Pro: It is the logical next frontier in human discovery

Humans are meant to explore and space is simply the next treasure trove of discovery. “The greatest accomplishments come from taking risks, exploring the unknown, and reaching for the stars,” remarked Lauren Brace for The Central Trend. “For a planet that is constantly evolving, it seems only fitting that we expand our horizons to another destination out of this world.”

Exploration and discovery are tenets of the human experience and “we pick up the mantle of our explorer ancestors, and we explore again,” Jack Brady opined in The Michigan Daily. Having an otherworldly goal gives society a goal to work toward and “expanding, outwardly-focused civilizations are far less likely to turn on themselves,” per Fred Kennedy in Forbes. Brady adds that space exploration “gives us an opportunity to dream again — to change our course as a species forever.”

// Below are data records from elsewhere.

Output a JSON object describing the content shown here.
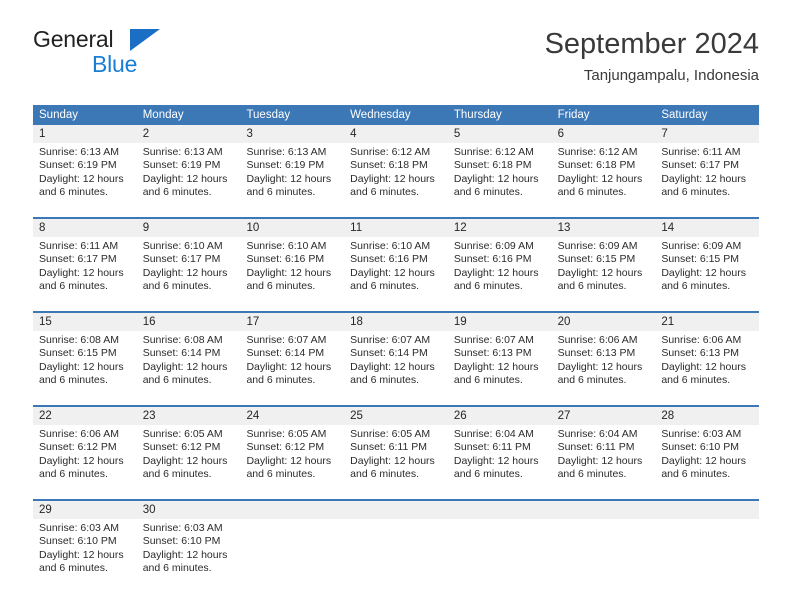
{
  "brand": {
    "line1": "General",
    "line2": "Blue",
    "triangle_color": "#1a6fc4",
    "blue_text_color": "#1a7fd4"
  },
  "header": {
    "title": "September 2024",
    "subtitle": "Tanjungampalu, Indonesia"
  },
  "colors": {
    "header_blue": "#3c77b6",
    "date_band_gray": "#f0f0f0",
    "text": "#2b2b2b"
  },
  "calendar": {
    "weekdays": [
      "Sunday",
      "Monday",
      "Tuesday",
      "Wednesday",
      "Thursday",
      "Friday",
      "Saturday"
    ],
    "weeks": [
      [
        {
          "day": "1",
          "sunrise": "Sunrise: 6:13 AM",
          "sunset": "Sunset: 6:19 PM",
          "daylight1": "Daylight: 12 hours",
          "daylight2": "and 6 minutes."
        },
        {
          "day": "2",
          "sunrise": "Sunrise: 6:13 AM",
          "sunset": "Sunset: 6:19 PM",
          "daylight1": "Daylight: 12 hours",
          "daylight2": "and 6 minutes."
        },
        {
          "day": "3",
          "sunrise": "Sunrise: 6:13 AM",
          "sunset": "Sunset: 6:19 PM",
          "daylight1": "Daylight: 12 hours",
          "daylight2": "and 6 minutes."
        },
        {
          "day": "4",
          "sunrise": "Sunrise: 6:12 AM",
          "sunset": "Sunset: 6:18 PM",
          "daylight1": "Daylight: 12 hours",
          "daylight2": "and 6 minutes."
        },
        {
          "day": "5",
          "sunrise": "Sunrise: 6:12 AM",
          "sunset": "Sunset: 6:18 PM",
          "daylight1": "Daylight: 12 hours",
          "daylight2": "and 6 minutes."
        },
        {
          "day": "6",
          "sunrise": "Sunrise: 6:12 AM",
          "sunset": "Sunset: 6:18 PM",
          "daylight1": "Daylight: 12 hours",
          "daylight2": "and 6 minutes."
        },
        {
          "day": "7",
          "sunrise": "Sunrise: 6:11 AM",
          "sunset": "Sunset: 6:17 PM",
          "daylight1": "Daylight: 12 hours",
          "daylight2": "and 6 minutes."
        }
      ],
      [
        {
          "day": "8",
          "sunrise": "Sunrise: 6:11 AM",
          "sunset": "Sunset: 6:17 PM",
          "daylight1": "Daylight: 12 hours",
          "daylight2": "and 6 minutes."
        },
        {
          "day": "9",
          "sunrise": "Sunrise: 6:10 AM",
          "sunset": "Sunset: 6:17 PM",
          "daylight1": "Daylight: 12 hours",
          "daylight2": "and 6 minutes."
        },
        {
          "day": "10",
          "sunrise": "Sunrise: 6:10 AM",
          "sunset": "Sunset: 6:16 PM",
          "daylight1": "Daylight: 12 hours",
          "daylight2": "and 6 minutes."
        },
        {
          "day": "11",
          "sunrise": "Sunrise: 6:10 AM",
          "sunset": "Sunset: 6:16 PM",
          "daylight1": "Daylight: 12 hours",
          "daylight2": "and 6 minutes."
        },
        {
          "day": "12",
          "sunrise": "Sunrise: 6:09 AM",
          "sunset": "Sunset: 6:16 PM",
          "daylight1": "Daylight: 12 hours",
          "daylight2": "and 6 minutes."
        },
        {
          "day": "13",
          "sunrise": "Sunrise: 6:09 AM",
          "sunset": "Sunset: 6:15 PM",
          "daylight1": "Daylight: 12 hours",
          "daylight2": "and 6 minutes."
        },
        {
          "day": "14",
          "sunrise": "Sunrise: 6:09 AM",
          "sunset": "Sunset: 6:15 PM",
          "daylight1": "Daylight: 12 hours",
          "daylight2": "and 6 minutes."
        }
      ],
      [
        {
          "day": "15",
          "sunrise": "Sunrise: 6:08 AM",
          "sunset": "Sunset: 6:15 PM",
          "daylight1": "Daylight: 12 hours",
          "daylight2": "and 6 minutes."
        },
        {
          "day": "16",
          "sunrise": "Sunrise: 6:08 AM",
          "sunset": "Sunset: 6:14 PM",
          "daylight1": "Daylight: 12 hours",
          "daylight2": "and 6 minutes."
        },
        {
          "day": "17",
          "sunrise": "Sunrise: 6:07 AM",
          "sunset": "Sunset: 6:14 PM",
          "daylight1": "Daylight: 12 hours",
          "daylight2": "and 6 minutes."
        },
        {
          "day": "18",
          "sunrise": "Sunrise: 6:07 AM",
          "sunset": "Sunset: 6:14 PM",
          "daylight1": "Daylight: 12 hours",
          "daylight2": "and 6 minutes."
        },
        {
          "day": "19",
          "sunrise": "Sunrise: 6:07 AM",
          "sunset": "Sunset: 6:13 PM",
          "daylight1": "Daylight: 12 hours",
          "daylight2": "and 6 minutes."
        },
        {
          "day": "20",
          "sunrise": "Sunrise: 6:06 AM",
          "sunset": "Sunset: 6:13 PM",
          "daylight1": "Daylight: 12 hours",
          "daylight2": "and 6 minutes."
        },
        {
          "day": "21",
          "sunrise": "Sunrise: 6:06 AM",
          "sunset": "Sunset: 6:13 PM",
          "daylight1": "Daylight: 12 hours",
          "daylight2": "and 6 minutes."
        }
      ],
      [
        {
          "day": "22",
          "sunrise": "Sunrise: 6:06 AM",
          "sunset": "Sunset: 6:12 PM",
          "daylight1": "Daylight: 12 hours",
          "daylight2": "and 6 minutes."
        },
        {
          "day": "23",
          "sunrise": "Sunrise: 6:05 AM",
          "sunset": "Sunset: 6:12 PM",
          "daylight1": "Daylight: 12 hours",
          "daylight2": "and 6 minutes."
        },
        {
          "day": "24",
          "sunrise": "Sunrise: 6:05 AM",
          "sunset": "Sunset: 6:12 PM",
          "daylight1": "Daylight: 12 hours",
          "daylight2": "and 6 minutes."
        },
        {
          "day": "25",
          "sunrise": "Sunrise: 6:05 AM",
          "sunset": "Sunset: 6:11 PM",
          "daylight1": "Daylight: 12 hours",
          "daylight2": "and 6 minutes."
        },
        {
          "day": "26",
          "sunrise": "Sunrise: 6:04 AM",
          "sunset": "Sunset: 6:11 PM",
          "daylight1": "Daylight: 12 hours",
          "daylight2": "and 6 minutes."
        },
        {
          "day": "27",
          "sunrise": "Sunrise: 6:04 AM",
          "sunset": "Sunset: 6:11 PM",
          "daylight1": "Daylight: 12 hours",
          "daylight2": "and 6 minutes."
        },
        {
          "day": "28",
          "sunrise": "Sunrise: 6:03 AM",
          "sunset": "Sunset: 6:10 PM",
          "daylight1": "Daylight: 12 hours",
          "daylight2": "and 6 minutes."
        }
      ],
      [
        {
          "day": "29",
          "sunrise": "Sunrise: 6:03 AM",
          "sunset": "Sunset: 6:10 PM",
          "daylight1": "Daylight: 12 hours",
          "daylight2": "and 6 minutes."
        },
        {
          "day": "30",
          "sunrise": "Sunrise: 6:03 AM",
          "sunset": "Sunset: 6:10 PM",
          "daylight1": "Daylight: 12 hours",
          "daylight2": "and 6 minutes."
        },
        {
          "day": "",
          "sunrise": "",
          "sunset": "",
          "daylight1": "",
          "daylight2": ""
        },
        {
          "day": "",
          "sunrise": "",
          "sunset": "",
          "daylight1": "",
          "daylight2": ""
        },
        {
          "day": "",
          "sunrise": "",
          "sunset": "",
          "daylight1": "",
          "daylight2": ""
        },
        {
          "day": "",
          "sunrise": "",
          "sunset": "",
          "daylight1": "",
          "daylight2": ""
        },
        {
          "day": "",
          "sunrise": "",
          "sunset": "",
          "daylight1": "",
          "daylight2": ""
        }
      ]
    ]
  }
}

Con: It is unsafe for people to spend time in space long term

While the idea of being a species of more than one planet is exciting, the “idea of living on another world where we can’t be outside just doesn’t sound that appealing,” according to Bill Nye. In reality, neither the moon nor Mars has an atmosphere or environment that humans can freely live on as they do on Earth. Mars in particular would require terraforming or “transforming Mars into a more Earth-like habitat,” according to USA Today.

“Everything on Earth, from its atmosphere to its climate to its gravity, is a factor that we have evolved around,” and in turn, humans have the “extreme disability to survive anywhere other than Earth,” Skyler Verrone wrote in an opinion for The Triangle. Essentially, “it’s an enormous challenge to get humans safely to these destinations,” senior scientist for the Planetary Science Institute Amanda Hendrix told Upfront.

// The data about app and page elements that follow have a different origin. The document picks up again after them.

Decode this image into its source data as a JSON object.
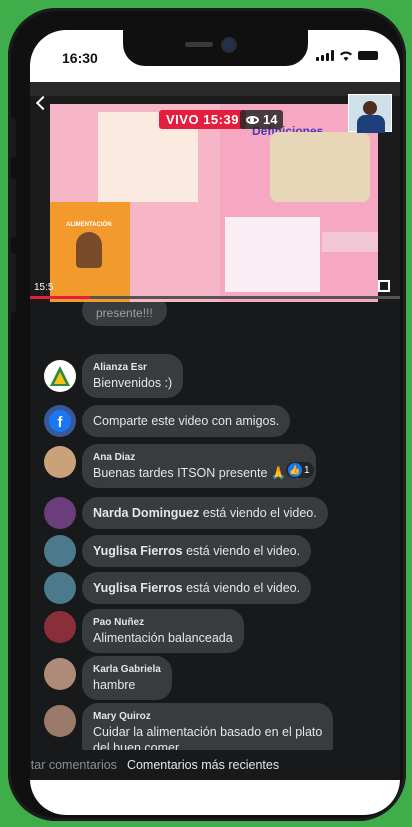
{
  "status_bar": {
    "time": "16:30"
  },
  "video": {
    "live_label": "VIVO",
    "live_duration": "15:39",
    "viewer_count": "14",
    "elapsed": "15:5",
    "slide": {
      "title": "Definiciones",
      "section_label": "ALIMENTACIÓN"
    }
  },
  "comments": [
    {
      "id": "partial",
      "text": "presente!!!"
    },
    {
      "id": "alianza",
      "author": "Alianza Esr",
      "text": "Bienvenidos :)",
      "avatar_color": "#ffffff"
    },
    {
      "id": "share",
      "text": "Comparte este video con amigos."
    },
    {
      "id": "ana",
      "author": "Ana Diaz",
      "text": "Buenas tardes ITSON presente 🙏 💙",
      "reaction_count": "1"
    },
    {
      "id": "narda",
      "author": "Narda Dominguez",
      "text": "está viendo el video."
    },
    {
      "id": "yuglisa1",
      "author": "Yuglisa Fierros",
      "text": "está viendo el video."
    },
    {
      "id": "yuglisa2",
      "author": "Yuglisa Fierros",
      "text": "está viendo el video."
    },
    {
      "id": "pao",
      "author": "Pao Nuñez",
      "text": "Alimentación balanceada"
    },
    {
      "id": "karla",
      "author": "Karla Gabriela",
      "text": "hambre"
    },
    {
      "id": "mary",
      "author": "Mary Quiroz",
      "text_line1": "Cuidar la alimentación  basado en el plato",
      "text_line2": "del buen comer"
    }
  ],
  "tabs": {
    "first": "ltar comentarios",
    "second": "Comentarios más recientes"
  },
  "colors": {
    "accent_green": "#3fae4a",
    "live_red": "#e41e3f",
    "facebook_blue": "#1877f2",
    "chat_bg": "#18191a"
  }
}
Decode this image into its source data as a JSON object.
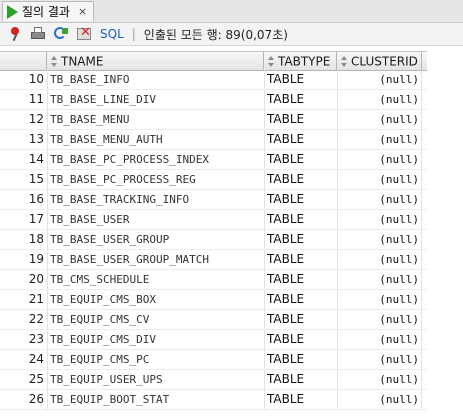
{
  "tab": {
    "title": "질의 결과",
    "close": "×"
  },
  "toolbar": {
    "sql_label": "SQL",
    "separator": "|",
    "status": "인출된 모든 행: 89(0,07초)"
  },
  "grid": {
    "columns": [
      "TNAME",
      "TABTYPE",
      "CLUSTERID"
    ],
    "rows": [
      {
        "num": "10",
        "tname": "TB_BASE_INFO",
        "tabtype": "TABLE",
        "clusterid": "(null)"
      },
      {
        "num": "11",
        "tname": "TB_BASE_LINE_DIV",
        "tabtype": "TABLE",
        "clusterid": "(null)"
      },
      {
        "num": "12",
        "tname": "TB_BASE_MENU",
        "tabtype": "TABLE",
        "clusterid": "(null)"
      },
      {
        "num": "13",
        "tname": "TB_BASE_MENU_AUTH",
        "tabtype": "TABLE",
        "clusterid": "(null)"
      },
      {
        "num": "14",
        "tname": "TB_BASE_PC_PROCESS_INDEX",
        "tabtype": "TABLE",
        "clusterid": "(null)"
      },
      {
        "num": "15",
        "tname": "TB_BASE_PC_PROCESS_REG",
        "tabtype": "TABLE",
        "clusterid": "(null)"
      },
      {
        "num": "16",
        "tname": "TB_BASE_TRACKING_INFO",
        "tabtype": "TABLE",
        "clusterid": "(null)"
      },
      {
        "num": "17",
        "tname": "TB_BASE_USER",
        "tabtype": "TABLE",
        "clusterid": "(null)"
      },
      {
        "num": "18",
        "tname": "TB_BASE_USER_GROUP",
        "tabtype": "TABLE",
        "clusterid": "(null)"
      },
      {
        "num": "19",
        "tname": "TB_BASE_USER_GROUP_MATCH",
        "tabtype": "TABLE",
        "clusterid": "(null)"
      },
      {
        "num": "20",
        "tname": "TB_CMS_SCHEDULE",
        "tabtype": "TABLE",
        "clusterid": "(null)"
      },
      {
        "num": "21",
        "tname": "TB_EQUIP_CMS_BOX",
        "tabtype": "TABLE",
        "clusterid": "(null)"
      },
      {
        "num": "22",
        "tname": "TB_EQUIP_CMS_CV",
        "tabtype": "TABLE",
        "clusterid": "(null)"
      },
      {
        "num": "23",
        "tname": "TB_EQUIP_CMS_DIV",
        "tabtype": "TABLE",
        "clusterid": "(null)"
      },
      {
        "num": "24",
        "tname": "TB_EQUIP_CMS_PC",
        "tabtype": "TABLE",
        "clusterid": "(null)"
      },
      {
        "num": "25",
        "tname": "TB_EQUIP_USER_UPS",
        "tabtype": "TABLE",
        "clusterid": "(null)"
      },
      {
        "num": "26",
        "tname": "TB_EQUIP_BOOT_STAT",
        "tabtype": "TABLE",
        "clusterid": "(null)"
      }
    ]
  }
}
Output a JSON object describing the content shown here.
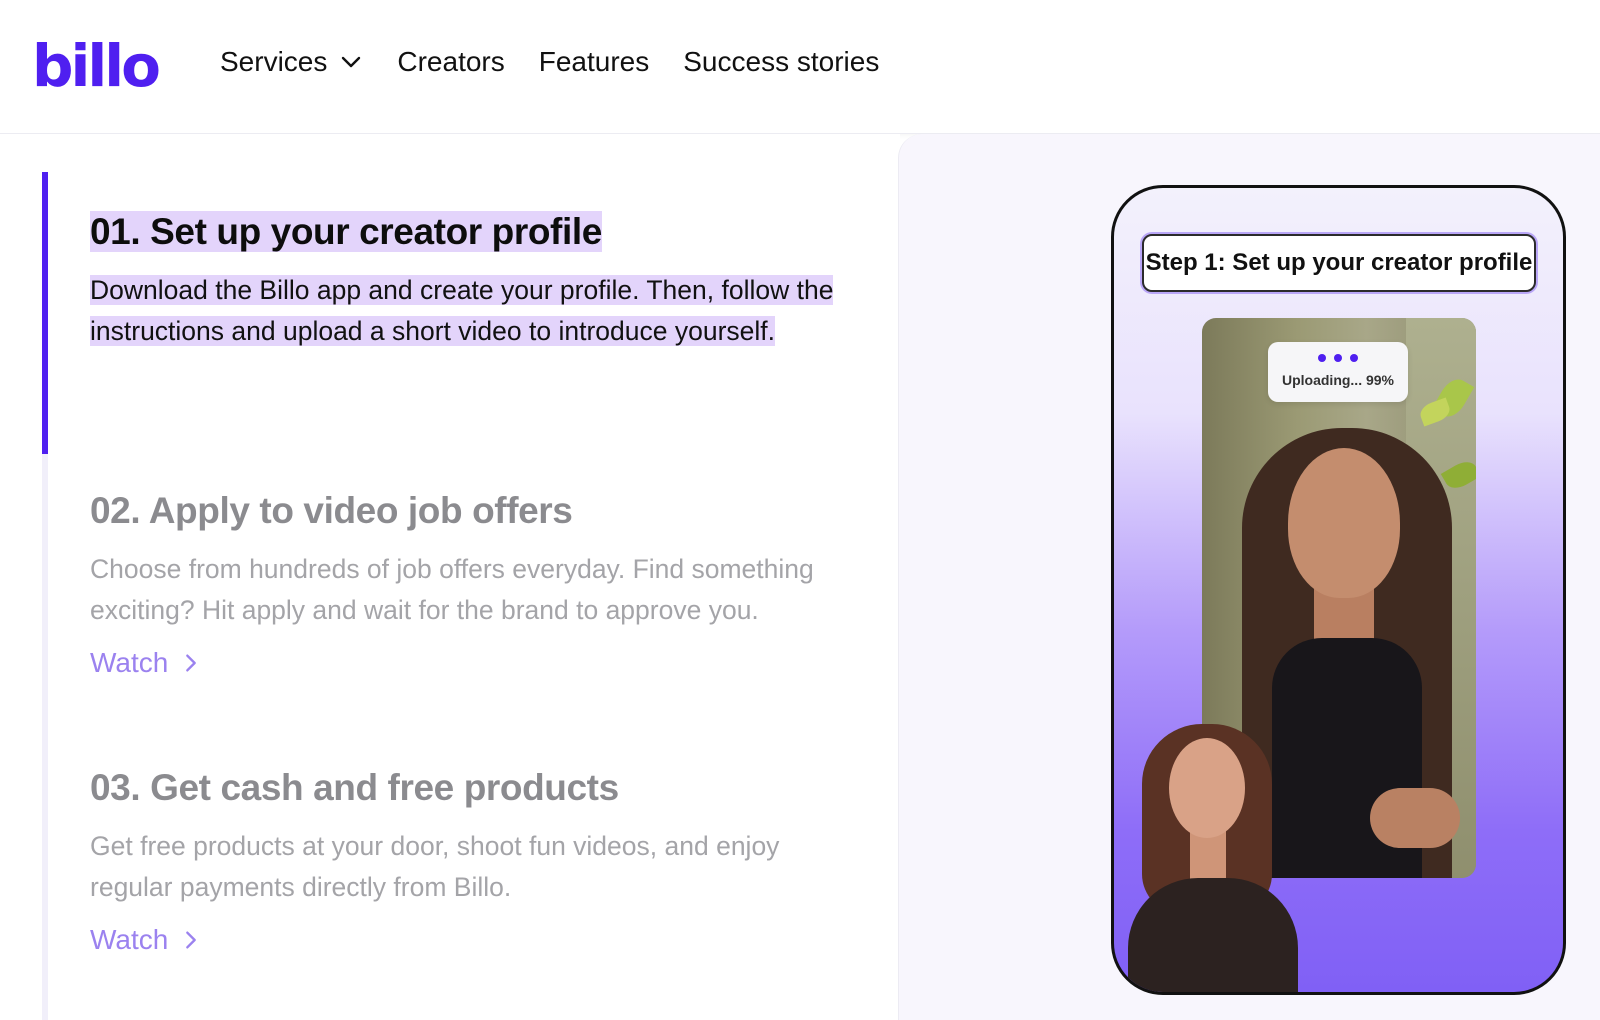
{
  "brand": {
    "logo_text": "billo",
    "accent": "#4f1ff0"
  },
  "nav": {
    "items": [
      {
        "label": "Services",
        "has_dropdown": true
      },
      {
        "label": "Creators"
      },
      {
        "label": "Features"
      },
      {
        "label": "Success stories"
      }
    ]
  },
  "steps": [
    {
      "title": "01. Set up your creator profile",
      "description": "Download the Billo app and create your profile. Then, follow the instructions and upload a short video to introduce yourself.",
      "active": true
    },
    {
      "title": "02. Apply to video job offers",
      "description": "Choose from hundreds of job offers everyday. Find something exciting? Hit apply and wait for the brand to approve you.",
      "watch_label": "Watch",
      "active": false
    },
    {
      "title": "03. Get cash and free products",
      "description": "Get free products at your door, shoot fun videos, and enjoy regular payments directly from Billo.",
      "watch_label": "Watch",
      "active": false
    }
  ],
  "phone": {
    "step_label": "Step 1: Set up your creator profile",
    "upload_status": "Uploading... 99%",
    "progress_percent": 99
  }
}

Pro: It could be a backup plan to prevent human extinction

With threats like climate change and nuclear war, moving to the moon or Mars might just be our only hope. Elon Musk has long supported this idea, saying that becoming interplanetary will “safeguard the existence of humanity in the event that something catastrophic were to happen.” Perhaps a “Planet B” is not a terrible idea.

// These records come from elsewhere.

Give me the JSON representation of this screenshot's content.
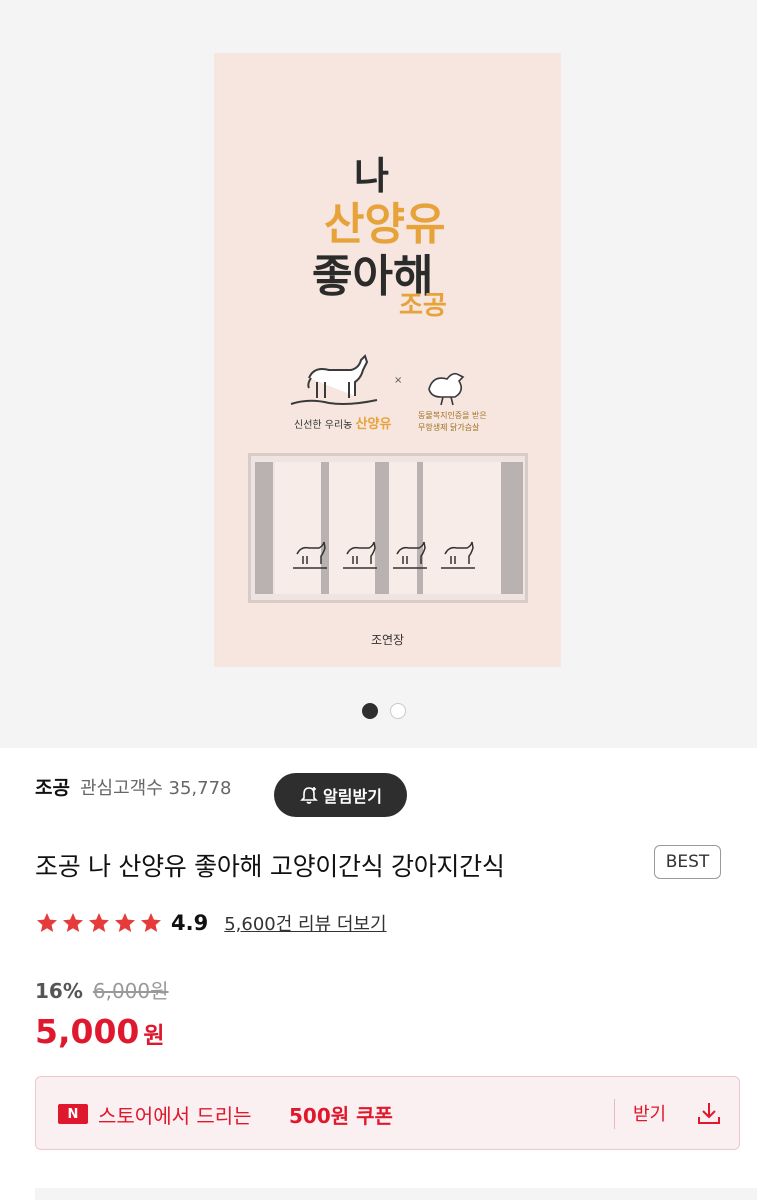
{
  "product_image": {
    "package_title_line1": "나",
    "package_title_line2": "산양유",
    "package_title_line3": "좋아해",
    "package_brand_mark": "조공",
    "times_symbol": "×",
    "caption_left_prefix": "신선한 우리농",
    "caption_left_emph": "산양유",
    "caption_right_line1": "동물복지인증을 받은",
    "caption_right_line2": "무항생제 닭가슴살",
    "maker": "조연장"
  },
  "carousel": {
    "current_page": 1,
    "total_pages": 2
  },
  "store": {
    "name": "조공",
    "interest_label": "관심고객수",
    "interest_count": "35,778",
    "alarm_button": "알림받기"
  },
  "product": {
    "title": "조공 나 산양유 좋아해 고양이간식 강아지간식",
    "badge": "BEST",
    "rating": "4.9",
    "rating_stars": 5,
    "reviews_link": "5,600건 리뷰 더보기",
    "discount": "16%",
    "original_price": "6,000원",
    "price": "5,000",
    "price_unit": "원"
  },
  "coupon": {
    "badge": "N",
    "text_prefix": "스토어에서 드리는",
    "text_strong": "500원 쿠폰",
    "receive_label": "받기",
    "icon": "download-icon"
  },
  "colors": {
    "accent": "#e0182d",
    "dark": "#2e2e2e",
    "star": "#e63b3b",
    "package": "#f6e6df",
    "package_accent": "#e7a23a"
  }
}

Life on Earth is fragile as it is and any number of world-ending events could occur. “In the last 500 million years of the Earth’s history there have been five mass extinctions of species,” NASA’s director of planetary science Jim Greene, told NBC News. “If we’re going to live as a species, we’re going to have to ‘back up’ in other places … and that place is Mars.”

Con: It’s super expensive

Even if we do decide to move to the moon or Mars, the cost is a substantial barrier. Humans “require a vast support infrastructure to provide things like water, food, and breathable air,” Bharmal continued. All of these require significant technological advancement in addition to the cost of actually moving people on Earth to the moon or Mars. 

“The question isn’t whether or not we’re technologically capable of doing it, because we are. The question is whether or not we have the political will to do it,” NASA administrator Jim Bridenstine. Governments have long expressed interest in putting man back on the moon and traveling to Mars but fell short when it came to budget. However now, there are private investors like Elon Musk as well as better technology. “The question is: Will we receive the budget to do it right now?” 

Is it time for humans to inhabit space? SpaceX and NASA certainly think so. Elon Musk’s space company had its first rocket test flight and Musk has been vocal about his goal to reach Mars. NASA has also made strides towards space habitation by announcing the crew manning the next mission to the moon and unveiling…

Is it time for humans to inhabit space? SpaceX and NASA certainly think so. Elon Musk’s space company had its first rocket test flight and Musk has been vocal about his goal to reach Mars. NASA has also made strides towards space habitation by announcing the crew manning the next mission to the moon and unveiling…